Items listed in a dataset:

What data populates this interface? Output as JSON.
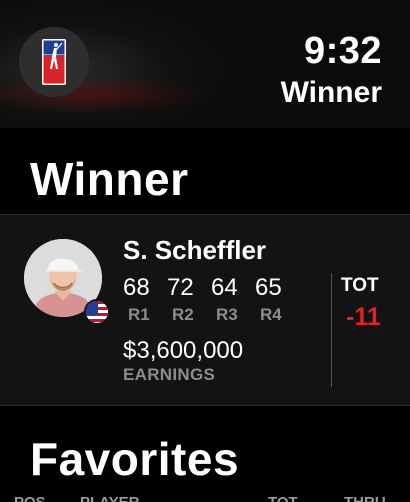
{
  "status": {
    "time": "9:32"
  },
  "nav": {
    "title": "Winner"
  },
  "sections": {
    "winner": "Winner",
    "favorites": "Favorites"
  },
  "winner": {
    "name": "S. Scheffler",
    "rounds": [
      {
        "score": "68",
        "label": "R1"
      },
      {
        "score": "72",
        "label": "R2"
      },
      {
        "score": "64",
        "label": "R3"
      },
      {
        "score": "65",
        "label": "R4"
      }
    ],
    "earnings": "$3,600,000",
    "earnings_label": "EARNINGS",
    "total_label": "TOT",
    "total_value": "-11",
    "flag": "us-flag-icon"
  },
  "favorites_headers": [
    "POS",
    "PLAYER",
    "TOT",
    "THRU"
  ],
  "colors": {
    "accent_red": "#e02222",
    "card_bg": "#131313",
    "muted_text": "#8c8c8c"
  }
}
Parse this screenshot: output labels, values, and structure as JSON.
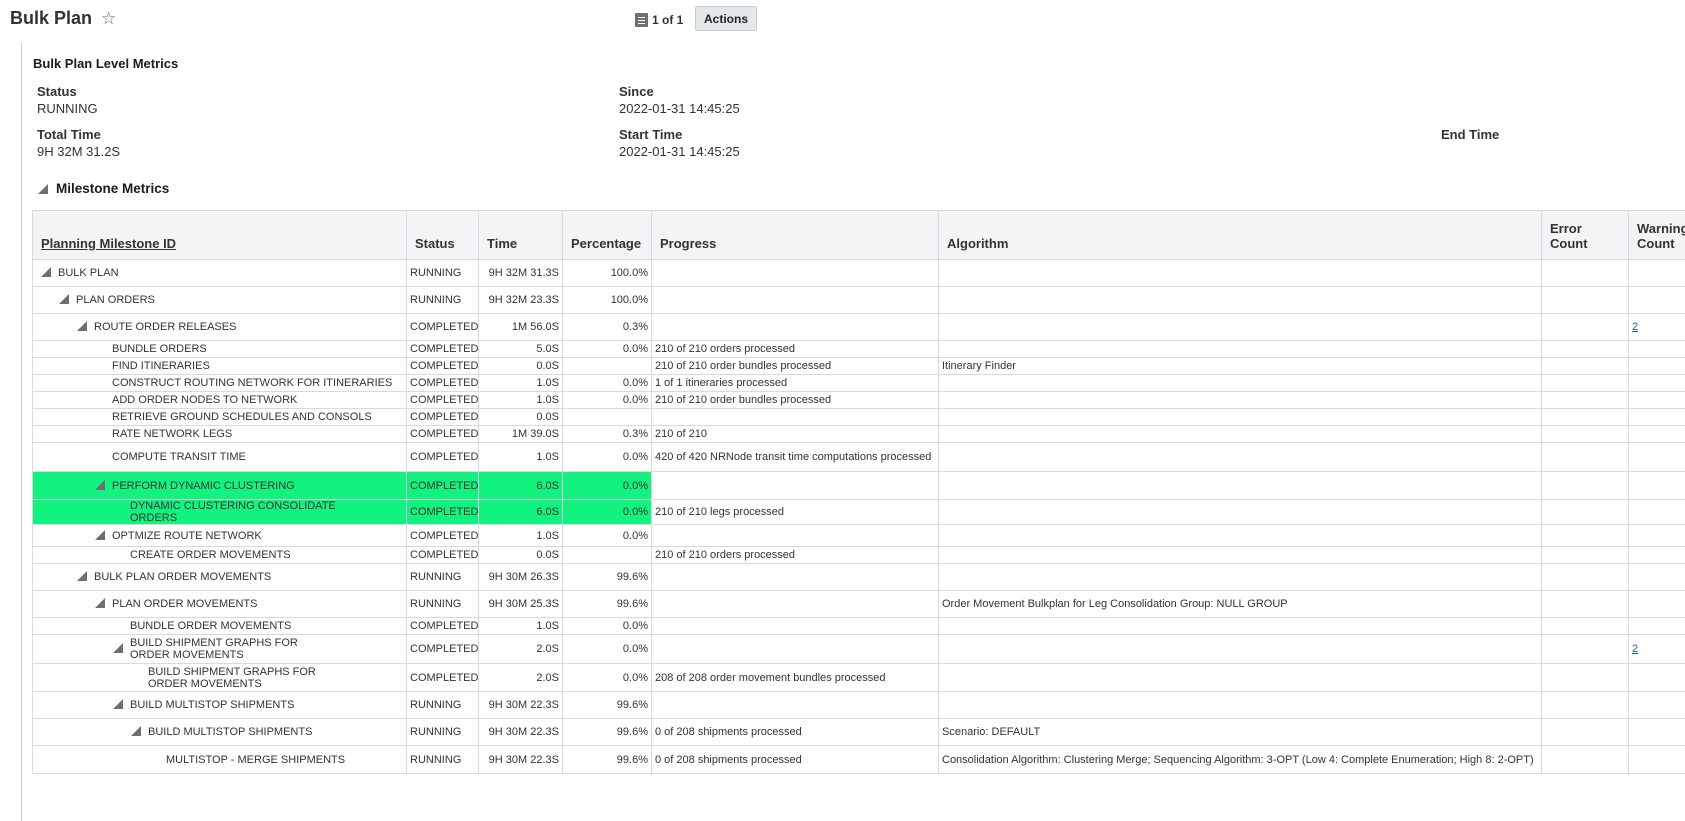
{
  "header": {
    "title": "Bulk Plan",
    "pager_text": "1 of 1",
    "actions_label": "Actions"
  },
  "bulk_plan_metrics": {
    "section_title": "Bulk Plan Level Metrics",
    "status_label": "Status",
    "status_value": "RUNNING",
    "since_label": "Since",
    "since_value": "2022-01-31 14:45:25",
    "total_time_label": "Total Time",
    "total_time_value": "9H 32M 31.2S",
    "start_time_label": "Start Time",
    "start_time_value": "2022-01-31 14:45:25",
    "end_time_label": "End Time",
    "end_time_value": ""
  },
  "milestone_metrics": {
    "section_title": "Milestone Metrics",
    "columns": {
      "id": "Planning Milestone ID",
      "status": "Status",
      "time": "Time",
      "percentage": "Percentage",
      "progress": "Progress",
      "algorithm": "Algorithm",
      "error_count": "Error Count",
      "warning_count": "Warning Count"
    },
    "rows": [
      {
        "name": "BULK PLAN",
        "level": 0,
        "expanded": true,
        "status": "RUNNING",
        "time": "9H 32M 31.3S",
        "percentage": "100.0%",
        "progress": "",
        "algorithm": "",
        "error_count": "",
        "warning_count": "",
        "highlight": false
      },
      {
        "name": "PLAN ORDERS",
        "level": 1,
        "expanded": true,
        "status": "RUNNING",
        "time": "9H 32M 23.3S",
        "percentage": "100.0%",
        "progress": "",
        "algorithm": "",
        "error_count": "",
        "warning_count": "",
        "highlight": false
      },
      {
        "name": "ROUTE ORDER RELEASES",
        "level": 2,
        "expanded": true,
        "status": "COMPLETED",
        "time": "1M 56.0S",
        "percentage": "0.3%",
        "progress": "",
        "algorithm": "",
        "error_count": "",
        "warning_count": "2",
        "highlight": false
      },
      {
        "name": "BUNDLE ORDERS",
        "level": 3,
        "expanded": false,
        "status": "COMPLETED",
        "time": "5.0S",
        "percentage": "0.0%",
        "progress": "210 of 210 orders processed",
        "algorithm": "",
        "error_count": "",
        "warning_count": "",
        "highlight": false
      },
      {
        "name": "FIND ITINERARIES",
        "level": 3,
        "expanded": false,
        "status": "COMPLETED",
        "time": "0.0S",
        "percentage": "",
        "progress": "210 of 210 order bundles processed",
        "algorithm": "Itinerary Finder",
        "error_count": "",
        "warning_count": "",
        "highlight": false
      },
      {
        "name": "CONSTRUCT ROUTING NETWORK FOR ITINERARIES",
        "level": 3,
        "expanded": false,
        "status": "COMPLETED",
        "time": "1.0S",
        "percentage": "0.0%",
        "progress": "1 of 1 itineraries processed",
        "algorithm": "",
        "error_count": "",
        "warning_count": "",
        "highlight": false
      },
      {
        "name": "ADD ORDER NODES TO NETWORK",
        "level": 3,
        "expanded": false,
        "status": "COMPLETED",
        "time": "1.0S",
        "percentage": "0.0%",
        "progress": "210 of 210 order bundles processed",
        "algorithm": "",
        "error_count": "",
        "warning_count": "",
        "highlight": false
      },
      {
        "name": "RETRIEVE GROUND SCHEDULES AND CONSOLS",
        "level": 3,
        "expanded": false,
        "status": "COMPLETED",
        "time": "0.0S",
        "percentage": "",
        "progress": "",
        "algorithm": "",
        "error_count": "",
        "warning_count": "",
        "highlight": false
      },
      {
        "name": "RATE NETWORK LEGS",
        "level": 3,
        "expanded": false,
        "status": "COMPLETED",
        "time": "1M 39.0S",
        "percentage": "0.3%",
        "progress": "210 of 210",
        "algorithm": "",
        "error_count": "",
        "warning_count": "",
        "highlight": false
      },
      {
        "name": "COMPUTE TRANSIT TIME",
        "level": 3,
        "expanded": false,
        "status": "COMPLETED",
        "time": "1.0S",
        "percentage": "0.0%",
        "progress": "420 of 420 NRNode transit time computations processed",
        "algorithm": "",
        "error_count": "",
        "warning_count": "",
        "highlight": false
      },
      {
        "name": "PERFORM DYNAMIC CLUSTERING",
        "level": 3,
        "expanded": true,
        "status": "COMPLETED",
        "time": "6.0S",
        "percentage": "0.0%",
        "progress": "",
        "algorithm": "",
        "error_count": "",
        "warning_count": "",
        "highlight": true
      },
      {
        "name": "DYNAMIC CLUSTERING CONSOLIDATE ORDERS",
        "level": 4,
        "expanded": false,
        "status": "COMPLETED",
        "time": "6.0S",
        "percentage": "0.0%",
        "progress": "210 of 210 legs processed",
        "algorithm": "",
        "error_count": "",
        "warning_count": "",
        "highlight": true
      },
      {
        "name": "OPTMIZE ROUTE NETWORK",
        "level": 3,
        "expanded": true,
        "status": "COMPLETED",
        "time": "1.0S",
        "percentage": "0.0%",
        "progress": "",
        "algorithm": "",
        "error_count": "",
        "warning_count": "",
        "highlight": false
      },
      {
        "name": "CREATE ORDER MOVEMENTS",
        "level": 4,
        "expanded": false,
        "status": "COMPLETED",
        "time": "0.0S",
        "percentage": "",
        "progress": "210 of 210 orders processed",
        "algorithm": "",
        "error_count": "",
        "warning_count": "",
        "highlight": false
      },
      {
        "name": "BULK PLAN ORDER MOVEMENTS",
        "level": 2,
        "expanded": true,
        "status": "RUNNING",
        "time": "9H 30M 26.3S",
        "percentage": "99.6%",
        "progress": "",
        "algorithm": "",
        "error_count": "",
        "warning_count": "",
        "highlight": false
      },
      {
        "name": "PLAN ORDER MOVEMENTS",
        "level": 3,
        "expanded": true,
        "status": "RUNNING",
        "time": "9H 30M 25.3S",
        "percentage": "99.6%",
        "progress": "",
        "algorithm": "Order Movement Bulkplan for Leg Consolidation Group: NULL GROUP",
        "error_count": "",
        "warning_count": "",
        "highlight": false
      },
      {
        "name": "BUNDLE ORDER MOVEMENTS",
        "level": 4,
        "expanded": false,
        "status": "COMPLETED",
        "time": "1.0S",
        "percentage": "0.0%",
        "progress": "",
        "algorithm": "",
        "error_count": "",
        "warning_count": "",
        "highlight": false
      },
      {
        "name": "BUILD SHIPMENT GRAPHS FOR ORDER MOVEMENTS",
        "level": 4,
        "expanded": true,
        "status": "COMPLETED",
        "time": "2.0S",
        "percentage": "0.0%",
        "progress": "",
        "algorithm": "",
        "error_count": "",
        "warning_count": "2",
        "highlight": false
      },
      {
        "name": "BUILD SHIPMENT GRAPHS FOR ORDER MOVEMENTS",
        "level": 5,
        "expanded": false,
        "status": "COMPLETED",
        "time": "2.0S",
        "percentage": "0.0%",
        "progress": "208 of 208 order movement bundles processed",
        "algorithm": "",
        "error_count": "",
        "warning_count": "",
        "highlight": false
      },
      {
        "name": "BUILD MULTISTOP SHIPMENTS",
        "level": 4,
        "expanded": true,
        "status": "RUNNING",
        "time": "9H 30M 22.3S",
        "percentage": "99.6%",
        "progress": "",
        "algorithm": "",
        "error_count": "",
        "warning_count": "",
        "highlight": false
      },
      {
        "name": "BUILD MULTISTOP SHIPMENTS",
        "level": 5,
        "expanded": true,
        "status": "RUNNING",
        "time": "9H 30M 22.3S",
        "percentage": "99.6%",
        "progress": "0 of 208 shipments processed",
        "algorithm": "Scenario: DEFAULT",
        "error_count": "",
        "warning_count": "",
        "highlight": false
      },
      {
        "name": "MULTISTOP - MERGE SHIPMENTS",
        "level": 6,
        "expanded": false,
        "status": "RUNNING",
        "time": "9H 30M 22.3S",
        "percentage": "99.6%",
        "progress": "0 of 208 shipments processed",
        "algorithm": "Consolidation Algorithm: Clustering Merge; Sequencing Algorithm: 3-OPT (Low 4: Complete Enumeration; High 8: 2-OPT)",
        "error_count": "",
        "warning_count": "",
        "highlight": false
      }
    ]
  }
}
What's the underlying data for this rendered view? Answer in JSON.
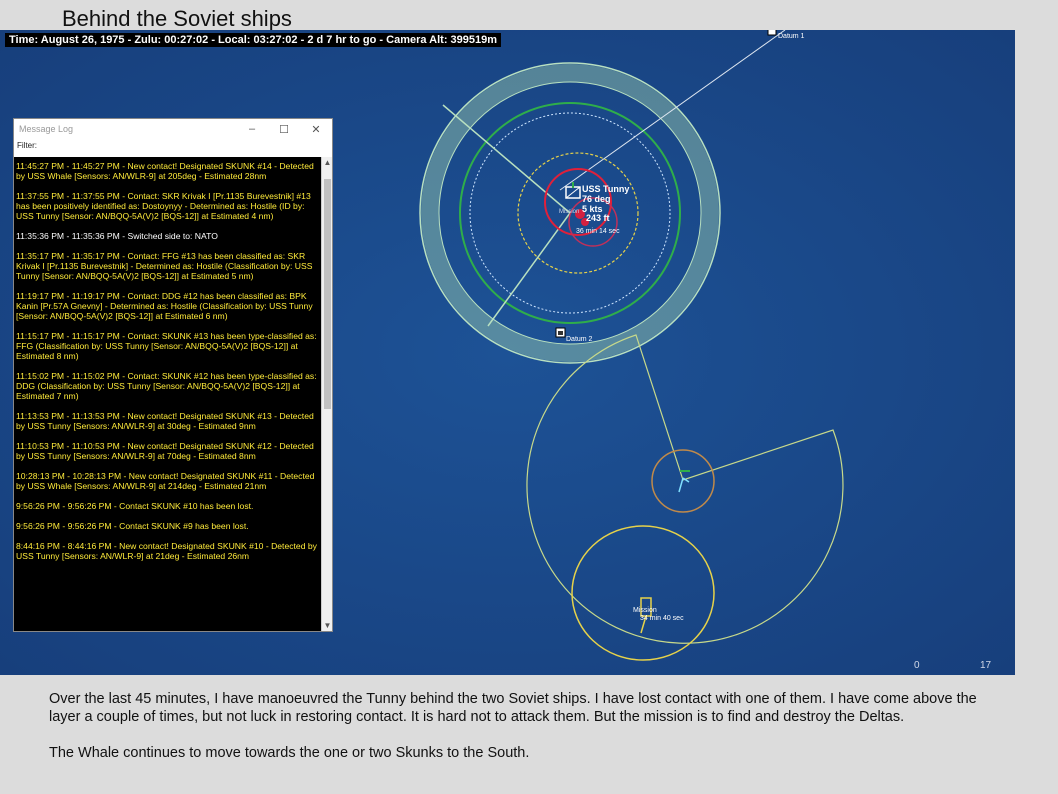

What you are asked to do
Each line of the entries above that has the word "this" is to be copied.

Solution to the exercise
What data populates this interface? Output as JSON.
Parse this screenshot: output labels, values, and structure as JSON.
What's the underlying data for this rendered view? Answer in JSON.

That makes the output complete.